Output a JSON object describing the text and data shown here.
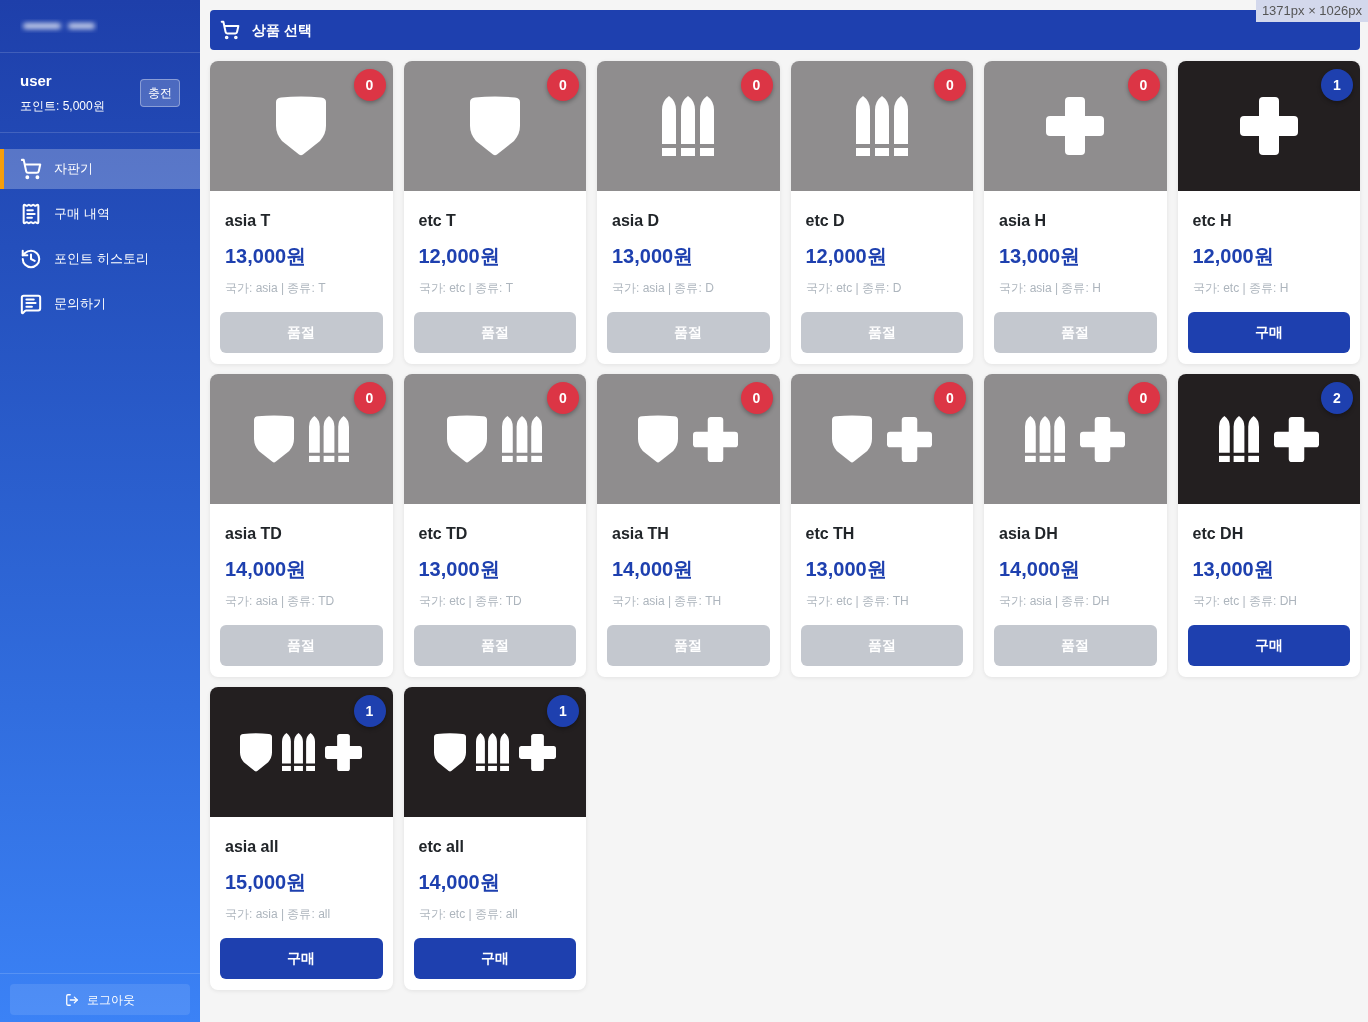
{
  "sidebar": {
    "user": {
      "name": "user",
      "points": "포인트: 5,000원",
      "charge_button": "충전"
    },
    "nav": [
      {
        "label": "자판기",
        "kind": "cart",
        "selected": true
      },
      {
        "label": "구매 내역",
        "kind": "receipt",
        "selected": false
      },
      {
        "label": "포인트 히스토리",
        "kind": "history",
        "selected": false
      },
      {
        "label": "문의하기",
        "kind": "chat",
        "selected": false
      }
    ],
    "logout": "로그아웃"
  },
  "header": {
    "title": "상품 선택"
  },
  "products": [
    {
      "name": "asia T",
      "price": "13,000원",
      "info": "국가: asia | 종류: T",
      "stock": "0",
      "sold_out": true,
      "button": "품절",
      "contents": [
        {
          "kind": "shield"
        }
      ]
    },
    {
      "name": "etc T",
      "price": "12,000원",
      "info": "국가: etc | 종류: T",
      "stock": "0",
      "sold_out": true,
      "button": "품절",
      "contents": [
        {
          "kind": "shield"
        }
      ]
    },
    {
      "name": "asia D",
      "price": "13,000원",
      "info": "국가: asia | 종류: D",
      "stock": "0",
      "sold_out": true,
      "button": "품절",
      "contents": [
        {
          "kind": "bullets"
        }
      ]
    },
    {
      "name": "etc D",
      "price": "12,000원",
      "info": "국가: etc | 종류: D",
      "stock": "0",
      "sold_out": true,
      "button": "품절",
      "contents": [
        {
          "kind": "bullets"
        }
      ]
    },
    {
      "name": "asia H",
      "price": "13,000원",
      "info": "국가: asia | 종류: H",
      "stock": "0",
      "sold_out": true,
      "button": "품절",
      "contents": [
        {
          "kind": "cross"
        }
      ]
    },
    {
      "name": "etc H",
      "price": "12,000원",
      "info": "국가: etc | 종류: H",
      "stock": "1",
      "sold_out": false,
      "button": "구매",
      "contents": [
        {
          "kind": "cross"
        }
      ]
    },
    {
      "name": "asia TD",
      "price": "14,000원",
      "info": "국가: asia | 종류: TD",
      "stock": "0",
      "sold_out": true,
      "button": "품절",
      "contents": [
        {
          "kind": "shield"
        },
        {
          "kind": "bullets"
        }
      ]
    },
    {
      "name": "etc TD",
      "price": "13,000원",
      "info": "국가: etc | 종류: TD",
      "stock": "0",
      "sold_out": true,
      "button": "품절",
      "contents": [
        {
          "kind": "shield"
        },
        {
          "kind": "bullets"
        }
      ]
    },
    {
      "name": "asia TH",
      "price": "14,000원",
      "info": "국가: asia | 종류: TH",
      "stock": "0",
      "sold_out": true,
      "button": "품절",
      "contents": [
        {
          "kind": "shield"
        },
        {
          "kind": "cross"
        }
      ]
    },
    {
      "name": "etc TH",
      "price": "13,000원",
      "info": "국가: etc | 종류: TH",
      "stock": "0",
      "sold_out": true,
      "button": "품절",
      "contents": [
        {
          "kind": "shield"
        },
        {
          "kind": "cross"
        }
      ]
    },
    {
      "name": "asia DH",
      "price": "14,000원",
      "info": "국가: asia | 종류: DH",
      "stock": "0",
      "sold_out": true,
      "button": "품절",
      "contents": [
        {
          "kind": "bullets"
        },
        {
          "kind": "cross"
        }
      ]
    },
    {
      "name": "etc DH",
      "price": "13,000원",
      "info": "국가: etc | 종류: DH",
      "stock": "2",
      "sold_out": false,
      "button": "구매",
      "contents": [
        {
          "kind": "bullets"
        },
        {
          "kind": "cross"
        }
      ]
    },
    {
      "name": "asia all",
      "price": "15,000원",
      "info": "국가: asia | 종류: all",
      "stock": "1",
      "sold_out": false,
      "button": "구매",
      "contents": [
        {
          "kind": "shield"
        },
        {
          "kind": "bullets"
        },
        {
          "kind": "cross"
        }
      ]
    },
    {
      "name": "etc all",
      "price": "14,000원",
      "info": "국가: etc | 종류: all",
      "stock": "1",
      "sold_out": false,
      "button": "구매",
      "contents": [
        {
          "kind": "shield"
        },
        {
          "kind": "bullets"
        },
        {
          "kind": "cross"
        }
      ]
    }
  ],
  "size_overlay": "1371px × 1026px"
}
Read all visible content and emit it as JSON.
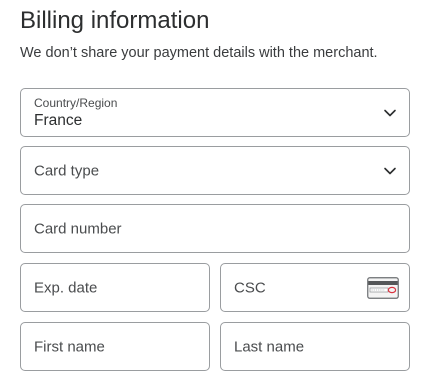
{
  "header": {
    "title": "Billing information",
    "subtitle": "We don’t share your payment details with the merchant."
  },
  "form": {
    "country": {
      "label": "Country/Region",
      "value": "France",
      "icon": "chevron-down-icon"
    },
    "card_type": {
      "placeholder": "Card type",
      "icon": "chevron-down-icon"
    },
    "card_number": {
      "placeholder": "Card number"
    },
    "exp_date": {
      "placeholder": "Exp. date"
    },
    "csc": {
      "placeholder": "CSC",
      "icon": "card-security-code-icon"
    },
    "first_name": {
      "placeholder": "First name"
    },
    "last_name": {
      "placeholder": "Last name"
    }
  },
  "colors": {
    "border": "#9a9da0",
    "text": "#2c2e2f",
    "accent": "#d9333f"
  }
}
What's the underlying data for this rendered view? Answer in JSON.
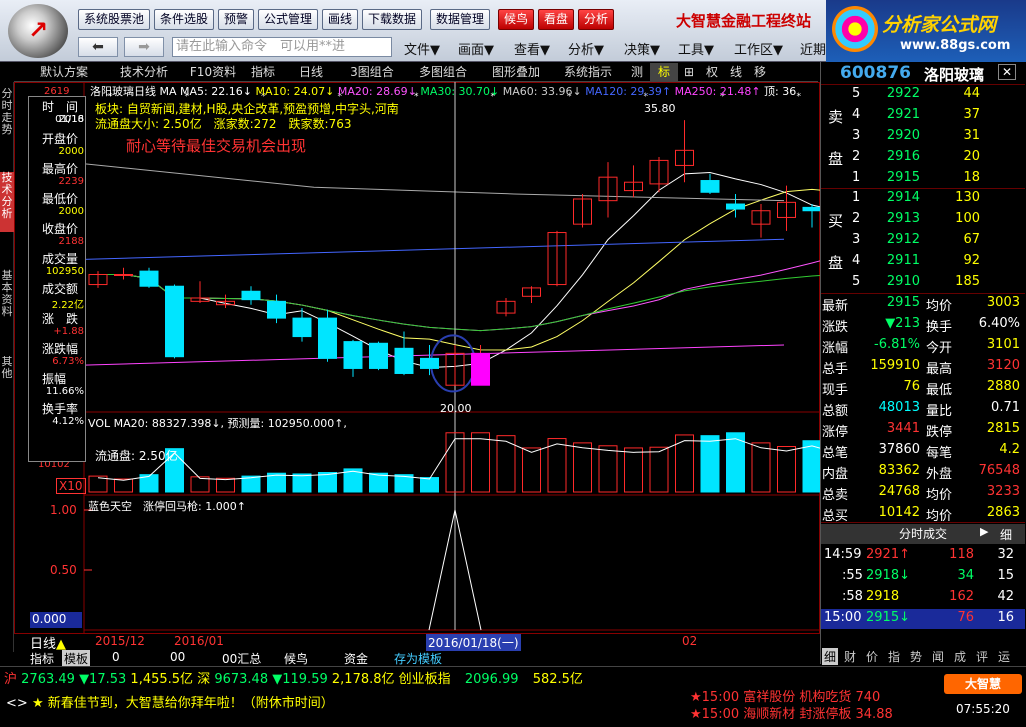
{
  "toolbar": {
    "buttons": [
      "系统股票池",
      "条件选股",
      "预警",
      "公式管理",
      "画线",
      "下载数据",
      "数据管理",
      "候鸟",
      "看盘",
      "分析"
    ],
    "brand": "大智慧金融工程终站",
    "command_placeholder": "请在此输入命令　可以用**进",
    "menus": [
      "文件▼",
      "画面▼",
      "查看▼",
      "分析▼",
      "决策▼",
      "工具▼",
      "工作区▼",
      "近期"
    ]
  },
  "banner": {
    "title": "分析家公式网",
    "url": "www.88gs.com"
  },
  "tabs": [
    "默认方案",
    "技术分析",
    "F10资料",
    "指标",
    "日线",
    "3图组合",
    "多图组合",
    "图形叠加",
    "系统指示",
    "测",
    "标",
    "⊞",
    "权",
    "线",
    "移"
  ],
  "side_tabs": [
    "分时走势",
    "技术分析",
    "基本资料",
    "其他"
  ],
  "chart_header": {
    "name": "洛阳玻璃",
    "period": "日线",
    "ma_label": "MA",
    "ma5": "MA5: 22.16↓",
    "ma10": "MA10: 24.07↓",
    "ma20": "MA20: 28.69↓",
    "ma30": "MA30: 30.70↓",
    "ma60": "MA60: 33.96↓",
    "ma120": "MA120: 29.39↑",
    "ma250": "MA250: 21.48↑",
    "top_label": "顶: 36",
    "sector": "板块: 自贸新闻,建材,H股,央企改革,预盈预增,中字头,河南",
    "float_info": "流通盘大小: 2.50亿　涨家数:272　跌家数:763",
    "note": "耐心等待最佳交易机会出现",
    "high_mark": "35.80",
    "low_mark": "20.00",
    "y_top": "2619"
  },
  "info_panel": {
    "rows": [
      {
        "label": "时　间",
        "value": "2016"
      },
      {
        "label": "",
        "value": "01/18"
      },
      {
        "label": "开盘价",
        "value": "2000"
      },
      {
        "label": "最高价",
        "value": "2239"
      },
      {
        "label": "最低价",
        "value": "2000"
      },
      {
        "label": "收盘价",
        "value": "2188"
      },
      {
        "label": "成交量",
        "value": "102950"
      },
      {
        "label": "成交额",
        "value": "2.22亿"
      },
      {
        "label": "涨　跌",
        "value": "+1.88"
      },
      {
        "label": "涨跌幅",
        "value": "6.73%"
      },
      {
        "label": "振幅",
        "value": "11.66%"
      },
      {
        "label": "换手率",
        "value": "4.12%"
      }
    ]
  },
  "vol_header": {
    "text": "VOL MA20: 88327.398↓, 预测量: 102950.000↑,",
    "sub": "流通盘: 2.50亿",
    "y1": "10102",
    "unit": "X10"
  },
  "indicator_header": {
    "text": "蓝色天空　涨停回马枪: 1.000↑",
    "ticks": [
      "1.00",
      "0.50",
      "0.000"
    ]
  },
  "x_axis": {
    "labels": [
      "2015/12",
      "2016/01",
      "2016/01/18(一)",
      "02"
    ]
  },
  "bottom_tabs": [
    "指标",
    "模板",
    "0",
    "00",
    "00汇总",
    "候鸟",
    "资金",
    "存为模板"
  ],
  "period_label": "日线",
  "quote": {
    "code": "600876",
    "name": "洛阳玻璃",
    "sell_label": [
      "卖",
      "盘"
    ],
    "buy_label": [
      "买",
      "盘"
    ],
    "sells": [
      {
        "lvl": "5",
        "price": "2922",
        "vol": "44"
      },
      {
        "lvl": "4",
        "price": "2921",
        "vol": "37"
      },
      {
        "lvl": "3",
        "price": "2920",
        "vol": "31"
      },
      {
        "lvl": "2",
        "price": "2916",
        "vol": "20"
      },
      {
        "lvl": "1",
        "price": "2915",
        "vol": "18"
      }
    ],
    "buys": [
      {
        "lvl": "1",
        "price": "2914",
        "vol": "130"
      },
      {
        "lvl": "2",
        "price": "2913",
        "vol": "100"
      },
      {
        "lvl": "3",
        "price": "2912",
        "vol": "67"
      },
      {
        "lvl": "4",
        "price": "2911",
        "vol": "92"
      },
      {
        "lvl": "5",
        "price": "2910",
        "vol": "185"
      }
    ],
    "stats": [
      {
        "l1": "最新",
        "v1": "2915",
        "l2": "均价",
        "v2": "3003"
      },
      {
        "l1": "涨跌",
        "v1": "▼213",
        "l2": "换手",
        "v2": "6.40%"
      },
      {
        "l1": "涨幅",
        "v1": "-6.81%",
        "l2": "今开",
        "v2": "3101"
      },
      {
        "l1": "总手",
        "v1": "159910",
        "l2": "最高",
        "v2": "3120"
      },
      {
        "l1": "现手",
        "v1": "76",
        "l2": "最低",
        "v2": "2880"
      },
      {
        "l1": "总额",
        "v1": "48013",
        "l2": "量比",
        "v2": "0.71"
      },
      {
        "l1": "涨停",
        "v1": "3441",
        "l2": "跌停",
        "v2": "2815"
      },
      {
        "l1": "总笔",
        "v1": "37860",
        "l2": "每笔",
        "v2": "4.2"
      },
      {
        "l1": "内盘",
        "v1": "83362",
        "l2": "外盘",
        "v2": "76548"
      },
      {
        "l1": "总卖",
        "v1": "24768",
        "l2": "均价",
        "v2": "3233"
      },
      {
        "l1": "总买",
        "v1": "10142",
        "l2": "均价",
        "v2": "2863"
      }
    ],
    "ticks_title": "分时成交",
    "ticks_btn": "细",
    "ticks": [
      {
        "t": "14:59",
        "p": "2921↑",
        "v": "118",
        "n": "32"
      },
      {
        "t": ":55",
        "p": "2918↓",
        "v": "34",
        "n": "15"
      },
      {
        "t": ":58",
        "p": "2918",
        "v": "162",
        "n": "42"
      },
      {
        "t": "15:00",
        "p": "2915↓",
        "v": "76",
        "n": "16"
      }
    ],
    "bottom_tabs": [
      "细",
      "财",
      "价",
      "指",
      "势",
      "闻",
      "成",
      "评",
      "运"
    ]
  },
  "status": {
    "sh_label": "沪",
    "sh_val": "2763.49",
    "sh_chg": "▼17.53",
    "sh_amt": "1,455.5亿",
    "sz_label": "深",
    "sz_val": "9673.48",
    "sz_chg": "▼119.59",
    "sz_amt": "2,178.8亿",
    "cy_label": "创业板指",
    "cy_val": "2096.99",
    "cy_amt": "582.5亿",
    "marquee": "新春佳节到，大智慧给你拜年啦！（附休市时间）",
    "news1": "★15:00 富祥股份 机构吃货 740",
    "news2": "★15:00 海顺新材 封涨停板 34.88",
    "logo": "大智慧",
    "time": "07:55:20"
  },
  "chart_data": {
    "type": "candlestick",
    "title": "洛阳玻璃 日线",
    "candles": [
      {
        "o": 26.0,
        "h": 26.8,
        "l": 25.8,
        "c": 26.6
      },
      {
        "o": 26.6,
        "h": 27.0,
        "l": 26.3,
        "c": 26.6
      },
      {
        "o": 26.8,
        "h": 27.0,
        "l": 25.8,
        "c": 25.9
      },
      {
        "o": 25.9,
        "h": 26.0,
        "l": 21.6,
        "c": 21.7
      },
      {
        "o": 25.0,
        "h": 26.2,
        "l": 24.9,
        "c": 25.2
      },
      {
        "o": 24.8,
        "h": 25.4,
        "l": 24.6,
        "c": 25.0
      },
      {
        "o": 25.6,
        "h": 25.9,
        "l": 24.8,
        "c": 25.1
      },
      {
        "o": 25.0,
        "h": 25.4,
        "l": 23.7,
        "c": 24.0
      },
      {
        "o": 24.0,
        "h": 24.6,
        "l": 22.6,
        "c": 22.9
      },
      {
        "o": 24.0,
        "h": 24.5,
        "l": 21.4,
        "c": 21.6
      },
      {
        "o": 22.6,
        "h": 22.7,
        "l": 20.5,
        "c": 21.0
      },
      {
        "o": 22.5,
        "h": 22.6,
        "l": 20.9,
        "c": 21.0
      },
      {
        "o": 22.2,
        "h": 23.2,
        "l": 20.6,
        "c": 20.7
      },
      {
        "o": 21.6,
        "h": 22.4,
        "l": 20.6,
        "c": 21.0
      },
      {
        "o": 20.0,
        "h": 22.4,
        "l": 20.0,
        "c": 21.9
      },
      {
        "o": 20.0,
        "h": 22.4,
        "l": 20.0,
        "c": 21.9
      },
      {
        "o": 24.3,
        "h": 25.2,
        "l": 24.1,
        "c": 25.0
      },
      {
        "o": 25.3,
        "h": 25.9,
        "l": 24.9,
        "c": 25.8
      },
      {
        "o": 26.0,
        "h": 29.2,
        "l": 25.9,
        "c": 29.1
      },
      {
        "o": 29.6,
        "h": 31.4,
        "l": 29.4,
        "c": 31.1
      },
      {
        "o": 31.0,
        "h": 33.3,
        "l": 30.0,
        "c": 32.4
      },
      {
        "o": 31.6,
        "h": 33.1,
        "l": 31.2,
        "c": 32.1
      },
      {
        "o": 32.0,
        "h": 33.6,
        "l": 31.5,
        "c": 33.4
      },
      {
        "o": 33.1,
        "h": 35.8,
        "l": 32.1,
        "c": 34.0
      },
      {
        "o": 32.2,
        "h": 32.6,
        "l": 31.4,
        "c": 31.5
      },
      {
        "o": 30.8,
        "h": 31.4,
        "l": 30.0,
        "c": 30.5
      },
      {
        "o": 29.6,
        "h": 30.8,
        "l": 28.8,
        "c": 30.4
      },
      {
        "o": 30.0,
        "h": 31.9,
        "l": 29.2,
        "c": 30.9
      },
      {
        "o": 30.6,
        "h": 30.8,
        "l": 29.4,
        "c": 30.4
      },
      {
        "o": 30.2,
        "h": 30.7,
        "l": 29.6,
        "c": 29.8
      },
      {
        "o": 29.5,
        "h": 30.1,
        "l": 28.2,
        "c": 28.4
      }
    ],
    "volumes": [
      22000,
      18000,
      24000,
      60000,
      21000,
      19000,
      22000,
      26000,
      25000,
      27000,
      32000,
      26000,
      24000,
      20000,
      82000,
      82000,
      78000,
      61000,
      74000,
      68000,
      64000,
      61000,
      62000,
      79000,
      78000,
      82000,
      68000,
      63000,
      71000,
      60000,
      55000
    ],
    "up_color": "#ff2a2a",
    "down_color": "#00e5ff",
    "ma_colors": {
      "ma5": "#ffffff",
      "ma10": "#ffff66",
      "ma20": "#ff55ff",
      "ma30": "#33cc33",
      "ma60": "#8888ff",
      "ma120": "#4466ff",
      "ma250": "#ff44ff"
    }
  }
}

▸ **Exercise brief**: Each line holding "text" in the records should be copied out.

▸ **Task response**:
Output a JSON object describing the text and data shown here.
    "text": "#2c2e2f",
    "text": "VOL MA20: 88327.398↓, 预测量: 102950.000↑,",
    "text": "蓝色天空　涨停回马枪: 1.000↑",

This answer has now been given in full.